WHAT THE TASK ASKS: List all the lines in these records that hold "Sunday".

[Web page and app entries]
____________________
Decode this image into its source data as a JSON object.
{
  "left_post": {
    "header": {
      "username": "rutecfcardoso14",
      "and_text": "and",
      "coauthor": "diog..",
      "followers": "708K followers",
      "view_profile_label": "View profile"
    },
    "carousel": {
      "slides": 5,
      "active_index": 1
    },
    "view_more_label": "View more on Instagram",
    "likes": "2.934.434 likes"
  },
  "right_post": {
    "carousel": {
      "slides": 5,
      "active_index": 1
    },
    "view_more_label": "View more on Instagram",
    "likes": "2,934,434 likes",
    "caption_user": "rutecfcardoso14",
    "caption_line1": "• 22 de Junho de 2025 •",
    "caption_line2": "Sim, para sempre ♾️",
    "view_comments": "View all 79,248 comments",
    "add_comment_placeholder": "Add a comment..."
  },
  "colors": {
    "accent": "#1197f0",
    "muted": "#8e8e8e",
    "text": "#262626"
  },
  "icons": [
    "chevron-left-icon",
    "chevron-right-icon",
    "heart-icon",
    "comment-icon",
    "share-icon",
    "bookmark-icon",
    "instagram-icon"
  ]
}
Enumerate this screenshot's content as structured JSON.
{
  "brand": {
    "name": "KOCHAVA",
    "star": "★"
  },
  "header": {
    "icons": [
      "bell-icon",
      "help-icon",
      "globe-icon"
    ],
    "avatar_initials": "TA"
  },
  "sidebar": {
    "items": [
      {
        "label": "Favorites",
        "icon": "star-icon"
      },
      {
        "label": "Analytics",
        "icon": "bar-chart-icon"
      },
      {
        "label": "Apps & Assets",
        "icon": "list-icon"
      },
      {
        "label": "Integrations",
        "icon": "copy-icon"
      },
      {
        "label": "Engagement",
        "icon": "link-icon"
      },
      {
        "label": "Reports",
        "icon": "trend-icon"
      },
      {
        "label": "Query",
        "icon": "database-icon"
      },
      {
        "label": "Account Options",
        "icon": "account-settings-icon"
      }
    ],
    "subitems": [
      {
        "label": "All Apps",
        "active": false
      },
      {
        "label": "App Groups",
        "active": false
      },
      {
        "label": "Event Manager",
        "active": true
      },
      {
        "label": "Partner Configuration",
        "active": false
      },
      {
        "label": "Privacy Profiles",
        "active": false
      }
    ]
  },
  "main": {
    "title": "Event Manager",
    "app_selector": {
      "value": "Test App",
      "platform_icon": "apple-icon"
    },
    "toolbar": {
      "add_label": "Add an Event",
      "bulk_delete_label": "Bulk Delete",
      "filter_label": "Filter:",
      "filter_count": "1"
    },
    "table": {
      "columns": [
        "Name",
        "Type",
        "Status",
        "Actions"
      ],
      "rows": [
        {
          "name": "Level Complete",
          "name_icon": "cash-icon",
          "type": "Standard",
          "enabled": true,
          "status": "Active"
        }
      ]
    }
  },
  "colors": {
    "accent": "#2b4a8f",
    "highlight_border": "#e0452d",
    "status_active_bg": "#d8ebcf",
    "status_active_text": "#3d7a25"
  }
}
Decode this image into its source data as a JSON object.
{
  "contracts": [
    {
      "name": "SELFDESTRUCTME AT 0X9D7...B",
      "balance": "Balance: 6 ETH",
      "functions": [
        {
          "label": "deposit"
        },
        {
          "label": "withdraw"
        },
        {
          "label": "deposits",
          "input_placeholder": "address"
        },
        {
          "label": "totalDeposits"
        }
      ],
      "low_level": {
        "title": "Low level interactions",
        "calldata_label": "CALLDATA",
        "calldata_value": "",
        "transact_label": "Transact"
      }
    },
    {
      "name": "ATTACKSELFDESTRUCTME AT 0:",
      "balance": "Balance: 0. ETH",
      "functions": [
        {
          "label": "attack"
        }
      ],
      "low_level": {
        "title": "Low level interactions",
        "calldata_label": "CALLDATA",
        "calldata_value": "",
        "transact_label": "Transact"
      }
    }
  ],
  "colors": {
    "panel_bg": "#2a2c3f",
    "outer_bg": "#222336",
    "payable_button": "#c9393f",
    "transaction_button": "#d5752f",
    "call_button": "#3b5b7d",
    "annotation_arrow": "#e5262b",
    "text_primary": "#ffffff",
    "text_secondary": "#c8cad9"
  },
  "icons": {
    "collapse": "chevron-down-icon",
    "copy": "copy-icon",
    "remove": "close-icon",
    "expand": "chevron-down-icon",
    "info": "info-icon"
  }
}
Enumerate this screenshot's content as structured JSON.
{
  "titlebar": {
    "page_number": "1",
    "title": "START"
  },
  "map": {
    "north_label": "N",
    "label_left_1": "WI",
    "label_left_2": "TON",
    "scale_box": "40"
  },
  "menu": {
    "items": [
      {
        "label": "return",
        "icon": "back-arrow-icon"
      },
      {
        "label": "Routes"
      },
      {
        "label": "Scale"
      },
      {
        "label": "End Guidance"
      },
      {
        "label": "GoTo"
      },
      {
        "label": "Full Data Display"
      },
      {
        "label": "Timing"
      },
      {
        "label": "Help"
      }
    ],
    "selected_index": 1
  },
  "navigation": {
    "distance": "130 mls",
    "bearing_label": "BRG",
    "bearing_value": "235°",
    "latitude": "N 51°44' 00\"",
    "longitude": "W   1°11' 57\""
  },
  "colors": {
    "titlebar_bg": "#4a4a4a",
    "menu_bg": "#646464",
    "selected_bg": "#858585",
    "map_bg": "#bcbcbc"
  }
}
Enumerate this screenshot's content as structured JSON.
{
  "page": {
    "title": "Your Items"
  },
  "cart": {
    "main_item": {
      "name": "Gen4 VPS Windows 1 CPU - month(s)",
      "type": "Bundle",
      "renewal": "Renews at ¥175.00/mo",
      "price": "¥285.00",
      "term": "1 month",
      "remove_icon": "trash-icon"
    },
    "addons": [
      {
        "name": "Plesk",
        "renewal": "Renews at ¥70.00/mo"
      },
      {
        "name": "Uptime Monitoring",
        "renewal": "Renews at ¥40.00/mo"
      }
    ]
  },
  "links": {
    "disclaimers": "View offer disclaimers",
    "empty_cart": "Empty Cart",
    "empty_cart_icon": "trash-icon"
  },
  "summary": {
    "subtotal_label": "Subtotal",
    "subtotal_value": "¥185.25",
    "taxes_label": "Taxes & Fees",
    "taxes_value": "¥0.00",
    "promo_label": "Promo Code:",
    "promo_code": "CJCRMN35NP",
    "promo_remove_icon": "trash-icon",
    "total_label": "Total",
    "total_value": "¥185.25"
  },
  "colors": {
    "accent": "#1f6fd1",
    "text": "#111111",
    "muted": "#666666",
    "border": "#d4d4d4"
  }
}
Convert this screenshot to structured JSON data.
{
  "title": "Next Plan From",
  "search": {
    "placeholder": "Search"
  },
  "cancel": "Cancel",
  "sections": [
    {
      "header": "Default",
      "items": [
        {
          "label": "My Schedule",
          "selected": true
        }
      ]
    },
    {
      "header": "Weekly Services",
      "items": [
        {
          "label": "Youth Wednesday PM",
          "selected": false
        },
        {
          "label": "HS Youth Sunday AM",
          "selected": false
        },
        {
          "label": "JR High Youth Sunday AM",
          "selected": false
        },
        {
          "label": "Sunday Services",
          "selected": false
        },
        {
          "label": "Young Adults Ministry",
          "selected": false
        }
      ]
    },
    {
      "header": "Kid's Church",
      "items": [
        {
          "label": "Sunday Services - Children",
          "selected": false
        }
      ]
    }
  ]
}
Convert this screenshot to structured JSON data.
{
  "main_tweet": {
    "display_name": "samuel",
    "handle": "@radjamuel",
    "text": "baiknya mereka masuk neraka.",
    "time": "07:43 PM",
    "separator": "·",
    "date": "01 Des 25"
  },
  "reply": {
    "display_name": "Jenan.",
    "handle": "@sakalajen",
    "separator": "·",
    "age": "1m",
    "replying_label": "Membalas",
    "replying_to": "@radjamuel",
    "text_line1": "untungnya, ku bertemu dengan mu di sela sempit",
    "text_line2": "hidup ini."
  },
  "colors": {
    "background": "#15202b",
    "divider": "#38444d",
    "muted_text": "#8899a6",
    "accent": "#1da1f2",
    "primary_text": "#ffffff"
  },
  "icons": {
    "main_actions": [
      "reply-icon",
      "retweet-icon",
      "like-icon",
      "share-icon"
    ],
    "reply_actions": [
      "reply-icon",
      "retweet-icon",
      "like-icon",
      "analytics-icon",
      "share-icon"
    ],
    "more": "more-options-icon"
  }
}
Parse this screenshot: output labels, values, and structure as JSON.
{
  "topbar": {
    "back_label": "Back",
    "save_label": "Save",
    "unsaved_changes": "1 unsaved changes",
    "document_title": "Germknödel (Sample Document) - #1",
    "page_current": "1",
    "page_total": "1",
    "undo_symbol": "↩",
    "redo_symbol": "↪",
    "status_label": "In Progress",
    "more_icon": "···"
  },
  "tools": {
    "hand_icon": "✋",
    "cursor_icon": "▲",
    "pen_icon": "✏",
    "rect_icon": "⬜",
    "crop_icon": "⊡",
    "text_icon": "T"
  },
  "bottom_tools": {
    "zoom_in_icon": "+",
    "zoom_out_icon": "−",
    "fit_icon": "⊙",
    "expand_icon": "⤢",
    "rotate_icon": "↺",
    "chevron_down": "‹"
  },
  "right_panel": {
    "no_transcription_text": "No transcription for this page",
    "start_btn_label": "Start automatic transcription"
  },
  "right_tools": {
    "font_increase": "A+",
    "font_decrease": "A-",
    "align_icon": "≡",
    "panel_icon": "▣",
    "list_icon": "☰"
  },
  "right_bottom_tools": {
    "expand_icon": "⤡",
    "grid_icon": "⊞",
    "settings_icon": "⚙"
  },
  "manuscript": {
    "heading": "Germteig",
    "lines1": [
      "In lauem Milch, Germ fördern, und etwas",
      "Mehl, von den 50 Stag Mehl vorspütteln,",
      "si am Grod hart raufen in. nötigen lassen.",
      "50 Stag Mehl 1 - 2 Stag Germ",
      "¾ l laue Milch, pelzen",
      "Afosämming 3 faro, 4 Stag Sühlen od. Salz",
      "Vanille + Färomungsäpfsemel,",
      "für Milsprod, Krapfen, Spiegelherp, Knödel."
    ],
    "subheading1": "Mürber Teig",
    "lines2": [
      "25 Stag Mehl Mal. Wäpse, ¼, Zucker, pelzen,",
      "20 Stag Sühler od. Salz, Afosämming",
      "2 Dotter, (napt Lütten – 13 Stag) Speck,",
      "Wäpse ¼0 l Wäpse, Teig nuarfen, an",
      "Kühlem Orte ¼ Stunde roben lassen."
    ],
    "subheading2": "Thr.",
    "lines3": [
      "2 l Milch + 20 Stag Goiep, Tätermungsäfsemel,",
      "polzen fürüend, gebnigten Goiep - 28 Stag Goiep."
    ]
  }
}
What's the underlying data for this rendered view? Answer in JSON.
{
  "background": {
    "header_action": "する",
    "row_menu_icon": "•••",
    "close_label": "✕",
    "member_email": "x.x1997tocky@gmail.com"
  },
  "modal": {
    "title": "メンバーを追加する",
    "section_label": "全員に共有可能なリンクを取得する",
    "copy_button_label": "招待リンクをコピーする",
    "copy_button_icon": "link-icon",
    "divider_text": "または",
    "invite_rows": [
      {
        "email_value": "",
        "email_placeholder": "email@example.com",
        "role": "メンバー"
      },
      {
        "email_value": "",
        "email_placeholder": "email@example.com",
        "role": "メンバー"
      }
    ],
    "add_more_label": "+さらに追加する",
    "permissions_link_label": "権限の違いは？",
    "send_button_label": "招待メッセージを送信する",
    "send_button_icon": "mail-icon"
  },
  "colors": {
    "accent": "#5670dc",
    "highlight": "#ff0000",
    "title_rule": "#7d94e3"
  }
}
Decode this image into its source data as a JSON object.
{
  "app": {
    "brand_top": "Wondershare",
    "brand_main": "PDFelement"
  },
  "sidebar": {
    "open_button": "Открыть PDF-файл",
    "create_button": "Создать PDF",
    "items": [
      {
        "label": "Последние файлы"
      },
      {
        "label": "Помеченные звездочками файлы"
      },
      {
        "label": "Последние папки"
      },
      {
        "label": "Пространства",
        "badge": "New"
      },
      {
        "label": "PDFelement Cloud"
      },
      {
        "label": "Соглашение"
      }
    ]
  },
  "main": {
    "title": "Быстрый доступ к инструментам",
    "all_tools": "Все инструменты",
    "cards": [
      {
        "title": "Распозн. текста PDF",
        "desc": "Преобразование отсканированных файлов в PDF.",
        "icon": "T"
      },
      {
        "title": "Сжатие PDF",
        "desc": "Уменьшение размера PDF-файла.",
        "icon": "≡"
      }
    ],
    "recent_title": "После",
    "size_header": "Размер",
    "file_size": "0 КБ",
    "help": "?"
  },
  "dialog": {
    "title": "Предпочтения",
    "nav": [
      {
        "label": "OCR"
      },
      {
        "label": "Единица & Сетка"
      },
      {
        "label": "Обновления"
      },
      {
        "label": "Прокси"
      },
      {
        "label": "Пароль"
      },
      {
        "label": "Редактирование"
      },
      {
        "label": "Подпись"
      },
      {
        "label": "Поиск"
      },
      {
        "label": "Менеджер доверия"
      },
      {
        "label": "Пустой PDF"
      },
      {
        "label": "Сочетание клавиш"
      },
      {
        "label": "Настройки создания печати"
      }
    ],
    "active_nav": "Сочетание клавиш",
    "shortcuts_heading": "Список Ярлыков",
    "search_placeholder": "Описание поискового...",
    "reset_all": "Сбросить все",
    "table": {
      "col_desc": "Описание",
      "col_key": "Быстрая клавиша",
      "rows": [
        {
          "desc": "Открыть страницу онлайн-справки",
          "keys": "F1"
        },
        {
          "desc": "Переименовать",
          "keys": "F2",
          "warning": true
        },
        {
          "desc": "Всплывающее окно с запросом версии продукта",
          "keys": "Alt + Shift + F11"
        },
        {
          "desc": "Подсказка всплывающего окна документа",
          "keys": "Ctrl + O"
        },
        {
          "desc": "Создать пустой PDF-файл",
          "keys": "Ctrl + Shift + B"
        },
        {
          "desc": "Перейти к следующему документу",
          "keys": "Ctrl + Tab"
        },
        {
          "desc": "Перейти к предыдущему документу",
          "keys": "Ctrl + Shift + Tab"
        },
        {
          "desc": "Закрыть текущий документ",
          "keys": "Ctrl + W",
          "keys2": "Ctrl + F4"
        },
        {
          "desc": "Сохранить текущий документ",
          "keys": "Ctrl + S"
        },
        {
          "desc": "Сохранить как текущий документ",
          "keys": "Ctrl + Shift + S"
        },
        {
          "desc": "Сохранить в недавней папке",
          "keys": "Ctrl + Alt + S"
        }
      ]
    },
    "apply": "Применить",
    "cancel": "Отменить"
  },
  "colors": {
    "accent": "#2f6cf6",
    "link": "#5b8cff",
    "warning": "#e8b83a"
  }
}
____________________
WORKED SOLUTION:
          "label": "HS Youth Sunday AM",
          "label": "JR High Youth Sunday AM",
          "label": "Sunday Services",
          "label": "Sunday Services - Children",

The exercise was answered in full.